“Piled Higher and Deeper” by Jorge Cham
It’s five years this September since I wrote-up and handed in my PhD thesis. I was sorting through my email inbox and came across the writing-up advice that I wrote about a year after I finished. It was a useful reminder for me again, so I thought I’d share it here:
1. It is hard. That is the point. You should be learning techniques for motivating yourself to get on and do things you don’t wanna do that you will be using for the rest of your life.
This is first because it was the most useful one for me – remembering that this was work and that was the point. Sometimes, waiting for the Right Moment or looking for the perfect motivation strategy that’s going to make it all seem easy is just another form of procrastination, and you have to sit down and do it. There were times when I did need a break or to find a better writing strategy, and there were times when I just had to force myself to sit down and do it. Learning to recognise which was which was one of the most important lessons of the process.
2. There are two kinds of theses: perfect ones and finished ones. Aim for the latter.
3. Have some idea what you’re going to do next, including a workable plan B if for some reason it doesn’t all go according to plan A. This helps with the pressure a lot.
4. Be honest with yourself about what your procrastination techniques are, and cut yourself off if necessary. Don’t go into solitary confinement and don’t deny yourself all pleasures, but if you can’t resist going for coffee every time you go to the library – and find you’re still chatting to friends there two hours later – work from home for a few hours. If you can’t stay off the internet, switch it off. And really, the bathroom will be fine – it doesn’t need cleaning again!
5. Be realistic about what you can achieve. If you haven’t done one single perfect eight-hour day of solid writing in the entire course of your PhD, then you are probably not going to start now. Two great hours and 500 words is better than twelve hours when you’re going to start any second now, right after you’ve just finished reading this thing in the Guardian, and a word count of 30. (I had lots of those days.)
On the other hand, if you get your best work done between the hours of 10pm and 2am, and you can keep that up for the next six weeks, that’s OK. There is nothing actually morally superior about getting all your work done between 9am and 1pm if it doesn’t suit you, and trying to force yourself into that pattern will result in Guilt and No Work.
6. When you are reading other people’s work, you will probably find that there are some people in your field make you feel absolutely hopeless and as though you are the stupidest person in the world who will never amount to anything.
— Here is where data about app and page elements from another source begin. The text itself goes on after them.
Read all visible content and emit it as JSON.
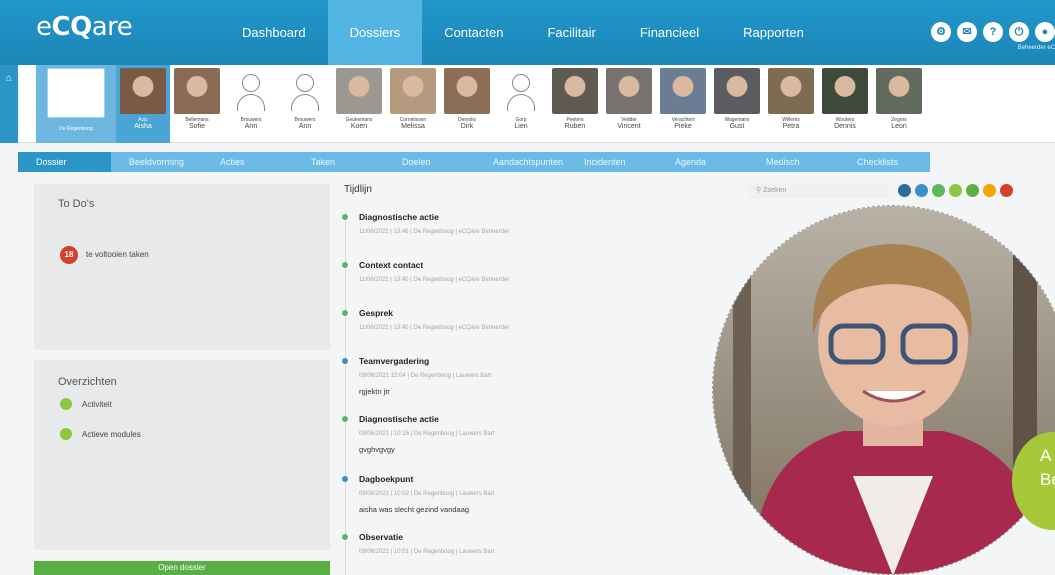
{
  "app": {
    "logo_prefix": "e",
    "logo_bold": "CQ",
    "logo_suffix": "are"
  },
  "nav": [
    "Dashboard",
    "Dossiers",
    "Contacten",
    "Facilitair",
    "Financieel",
    "Rapporten"
  ],
  "nav_active": 1,
  "top_icons": [
    "settings-icon",
    "mail-icon",
    "help-icon",
    "power-icon",
    "user-icon"
  ],
  "user_label": "Beheerder eC",
  "strip_home_icon": "home-icon",
  "organisation": {
    "label": "De Regenboog",
    "icon": "rainbow-logo-icon"
  },
  "clients": [
    {
      "last": "Aziz",
      "first": "Aisha",
      "photo": true,
      "color": "#7a5a44",
      "active": true
    },
    {
      "last": "Bellemans",
      "first": "Sofie",
      "photo": true,
      "color": "#8a6a55"
    },
    {
      "last": "Brouwers",
      "first": "Ann",
      "photo": false
    },
    {
      "last": "Brouwers",
      "first": "Ann",
      "photo": false
    },
    {
      "last": "Geukemans",
      "first": "Koen",
      "photo": true,
      "color": "#9a9890"
    },
    {
      "last": "Cornelissen",
      "first": "Melissa",
      "photo": true,
      "color": "#b59b7d"
    },
    {
      "last": "Demolis",
      "first": "Dirk",
      "photo": true,
      "color": "#8c6e57"
    },
    {
      "last": "Gorp",
      "first": "Lien",
      "photo": false
    },
    {
      "last": "Peeters",
      "first": "Ruben",
      "photo": true,
      "color": "#5f5a52"
    },
    {
      "last": "Vedder",
      "first": "Vincent",
      "photo": true,
      "color": "#777270"
    },
    {
      "last": "Verachtert",
      "first": "Pieke",
      "photo": true,
      "color": "#6a7d94"
    },
    {
      "last": "Wagemans",
      "first": "Gust",
      "photo": true,
      "color": "#5c5b60"
    },
    {
      "last": "Willems",
      "first": "Petra",
      "photo": true,
      "color": "#7d6b52"
    },
    {
      "last": "Wouters",
      "first": "Dennis",
      "photo": true,
      "color": "#3e4a3a"
    },
    {
      "last": "Zegers",
      "first": "Leon",
      "photo": true,
      "color": "#606a5e"
    }
  ],
  "tabs": [
    "Dossier",
    "Beeldvorming",
    "Acties",
    "Taken",
    "Doelen",
    "Aandachtspunten",
    "Incidenten",
    "Agenda",
    "Medisch",
    "Checklists"
  ],
  "tabs_active": 0,
  "todo": {
    "title": "To Do's",
    "count": "18",
    "label": "te voltooien taken"
  },
  "overview": {
    "title": "Overzichten",
    "items": [
      "Activiteit",
      "Actieve modules"
    ]
  },
  "open_button": "Open dossier",
  "timeline": {
    "title": "Tijdlijn",
    "search_placeholder": "Zoeken",
    "filter_colors": [
      "#2b6e9e",
      "#3a8fc9",
      "#5cb85c",
      "#8dc63f",
      "#5aaf44",
      "#f0a500",
      "#d5402c"
    ],
    "items": [
      {
        "title": "Diagnostische actie",
        "meta": "11/06/2021 | 13:46 | De Regenboog | eCQare Beheerder",
        "body": "",
        "dot": "green"
      },
      {
        "title": "Context contact",
        "meta": "11/06/2021 | 13:40 | De Regenboog | eCQare Beheerder",
        "body": "",
        "dot": "green"
      },
      {
        "title": "Gesprek",
        "meta": "11/06/2021 | 13:40 | De Regenboog | eCQare Beheerder",
        "body": "",
        "dot": "green"
      },
      {
        "title": "Teamvergadering",
        "meta": "09/06/2021 15:04 | De Regenboog | Lauwers Bart",
        "body": "rgjektn jtr",
        "dot": "blue"
      },
      {
        "title": "Diagnostische actie",
        "meta": "09/06/2021 | 10:16 | De Regenboog | Lauwers Bart",
        "body": "gvghvgvgy",
        "dot": "green"
      },
      {
        "title": "Dagboekpunt",
        "meta": "09/06/2021 | 10:02 | De Regenboog | Lauwers Bart",
        "body": "aisha was slecht gezind vandaag",
        "dot": "blue"
      },
      {
        "title": "Observatie",
        "meta": "09/06/2021 | 10:01 | De Regenboog | Lauwers Bart",
        "body": "",
        "dot": "green"
      }
    ]
  },
  "badge_text": {
    "line1": "A",
    "line2": "Be"
  }
}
Some other authors, however, sparks off ideas and connections which make you feel as though you are actually kinda clever and maybe a sophisticated thinker with one or two good and original ideas. Use this knowledge wisely. You shouldn’t ignore all the stuff that’s hard and makes you feel rubbish, of course, but reading stuff that makes you feel clever and capable and sets your brain fizzing is OK too.
7. Reward systems rock. Have something to look forward to after you hand in.
8. You can do it. If you’ve got this far, you can. It’s just a matter of doing it. If you decide you don’t want to, that’s OK too, but own that decision because it’s not the same as not being able to.
9. There will be other summers/ holidays/ family weddings. It’s OK if you miss this one, as long as it is in the service of getting this thing out of the way forever and doesn’t set a pattern for life.
But for my money, number 1 is still the big one – it was hard work, and it was supposed to be. I learned a lot about my own personal style of working, my weaknesses and my strengths, and what I need from a job. Actually being present in the process and not purely focussed on the product was what kept me sane.
Good luck to those who are finishing! And to those who have also finished, what are your top tips?